Other signs of dysphagia include:coughing or choking when eating or drinking.bringing food back up, sometimes through the nose.a sensation that food is stuck in your throat or chest.persistent drooling of saliva.being unable to chew food properly.a ‘gurgly’ wet sounding voice when eating or drinking.
What is a dysphagia diet?
A dysphagia diet features different textures of foods and liquids that can make it easier and safer for patients to swallow. These textures make it easier to chew and move food in the mouth and reduce the risk of food or liquid going into the windpipe or trachea, which leads to the lungs.
What does dysphagia feel like?
Signs and symptoms associated with dysphagia may include: Having pain while swallowing (odynophagia) Being unable to swallow.
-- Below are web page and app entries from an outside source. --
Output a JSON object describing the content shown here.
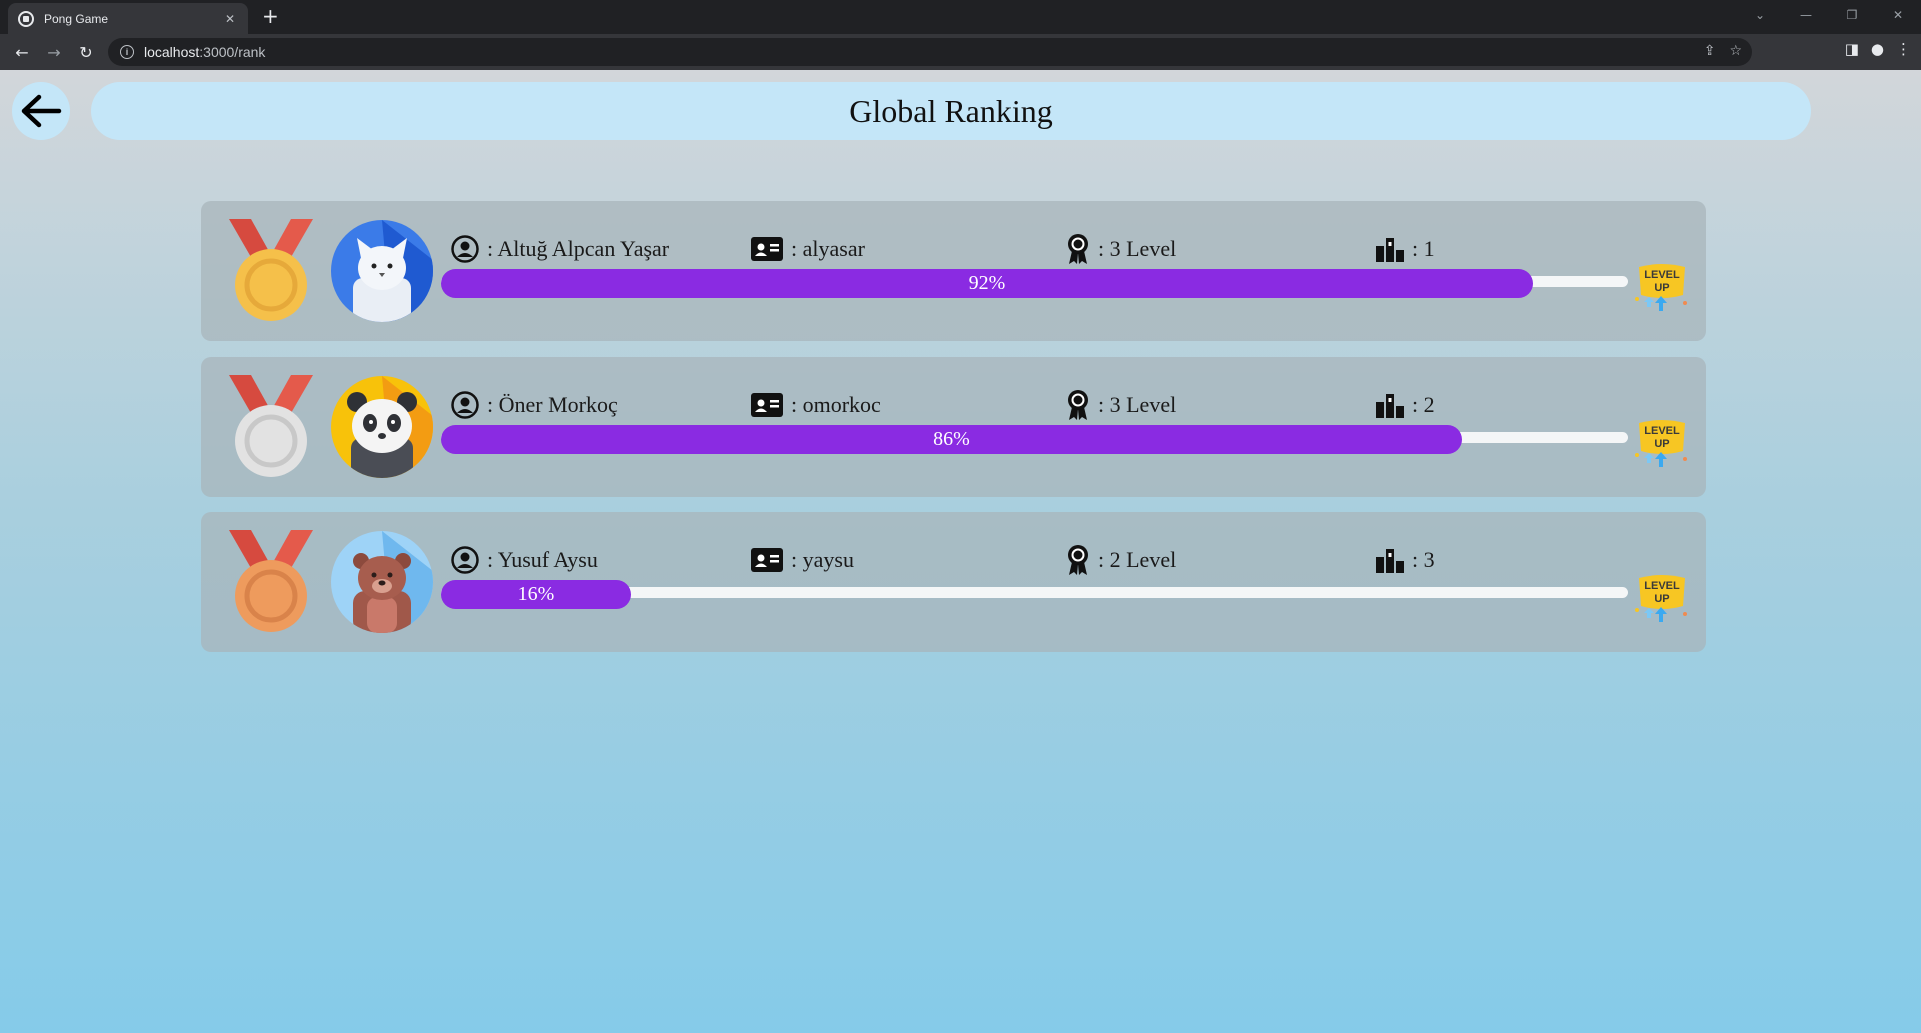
{
  "browser": {
    "tab_title": "Pong Game",
    "url_host": "localhost",
    "url_path": ":3000/rank"
  },
  "page": {
    "title": "Global Ranking"
  },
  "rankings": [
    {
      "full_name": ": Altuğ Alpcan Yaşar",
      "username": ": alyasar",
      "level": ": 3 Level",
      "rank": ": 1",
      "progress_label": "92%",
      "progress": 0.92,
      "medal": "gold-medal-icon",
      "avatar": "cat-avatar"
    },
    {
      "full_name": ": Öner Morkoç",
      "username": ": omorkoc",
      "level": ": 3 Level",
      "rank": ": 2",
      "progress_label": "86%",
      "progress": 0.86,
      "medal": "silver-medal-icon",
      "avatar": "panda-avatar"
    },
    {
      "full_name": ": Yusuf Aysu",
      "username": ": yaysu",
      "level": ": 2 Level",
      "rank": ": 3",
      "progress_label": "16%",
      "progress": 0.16,
      "medal": "bronze-medal-icon",
      "avatar": "bear-avatar"
    }
  ],
  "badge": {
    "line1": "LEVEL",
    "line2": "UP"
  },
  "colors": {
    "progress_fill": "#8a2be2",
    "header_bg": "#c4e6f8",
    "gold": "#f5c04a",
    "silver": "#d9d9d9",
    "bronze": "#ee9b5d"
  }
}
Having the sensation of food getting stuck in your throat or chest or behind your breastbone (sternum)
What are three disorders that cause dysphagia?
Neurological conditions that can cause swallowing difficulties are: stroke (the most common cause of dysphagia); traumatic brain injury; cerebral palsy; Parkinson disease and other degenerative neurological disorders such as amyotrophic lateral sclerosis (ALS, also known as Lou Gehrig’s disease), multiple sclerosis, …
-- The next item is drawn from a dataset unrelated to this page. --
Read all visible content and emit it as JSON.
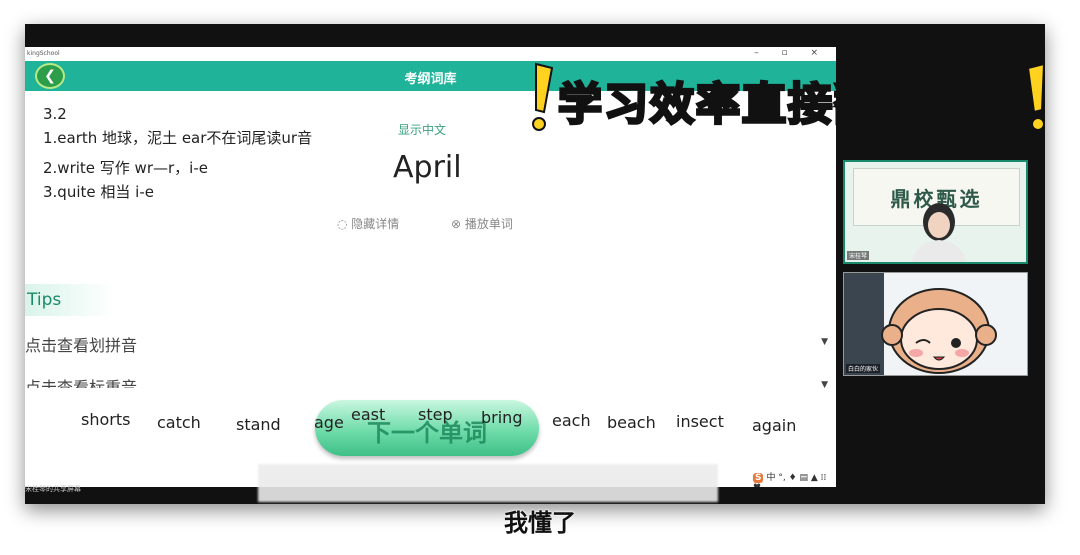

What does mild dysphagia feel like?
The severity of dysphagia can vary. When mild, it can mean a feeling of food just taking longer to pass through the oesophagus and it can be painless. Liquids may well cause no problem.
Can GERD cause trouble swallowing?
Some people have GERD without heartburn. Instead, they experience pain in the chest, hoarseness in the morning or trouble swallowing. You may feel like you have food stuck in your throat, or like you are choking or your throat is tight. GERD can also cause a dry cough and bad breath.
Does dysphagia go away?
Dysphagia is a another medical name for difficulty swallowing. This symptom isn’t always indicative of a medical condition. In fact, this condition may be temporary and go away on its own.
How do you fix dysphagia?
Treatment for dysphagia includes:Exercises for your swallowing muscles. If you have a problem with your brain, nerves, or muscles, you may need to do exercises to train your muscles to work together to help you swallow. … Changing the foods you eat. … Dilation. … Endoscopy. … Surgery. … Medicines.
How does dysphagia start?
Dysphagia occurs when there is a problem with the neural control or the structures involved in any part of the swallowing process. Weak tongue or cheek muscles may make it hard to move food around in the mouth for chewing.
What autoimmune causes dysphagia?
Dermatomyositis (DM) and polymyositis (PM) are classified as idiopathic inflammatory myopathies. Dysphagia can be a serious problem in these patients. Dysphagia in this patient group is associated with the severity of the disease and is also an indicator of a poor prognosis.
What is the most common cause of dysphagia?
Acid reflux disease is the most common cause of dysphagia. People with acid reflux may have problems in the esophagus, such as an ulcer, a stricture (narrowing of the esophagus), or less likely a cancer causing difficulty swallowing.
How common is dysphagia?
Each year, approximately one in 25 adults will experience a swallowing problem in the United States (Bhattacharyya, 2014). Dysphagia cuts across so many diseases and age groups, its true prevalence in adult populations is not fully known and is often underestimated.
Can esophageal dysphagia be cured?
The type of dysphagia you have can usually be diagnosed after testing your swallowing ability and examining your oesophagus. Many cases of dysphagia can be improved with treatment, but a cure isn’t always possible. Treatments for dysphagia include: speech and language therapy to learn new swallowing techniques.
What type of doctor treats dysphagia?
An otolaryngologist, who treats ear, nose, and throat problems. A gastroenterologist, who treats problems of the digestive system. A neurologist, who treats problems of the brain, spinal cord, and nervous system. A speech-language pathologist, who evaluates and treats swallowing problems.
Can dysphagia come on suddenly?
Sufferers complain of food “sticking” in the throat. This happens immediately after swallowing and may be accompanied by coughing, choking or nasal regurgitation. When these symptoms occur suddenly, the cause may be a stroke; if they come on more gradually, the cause may be a head or neck tumor.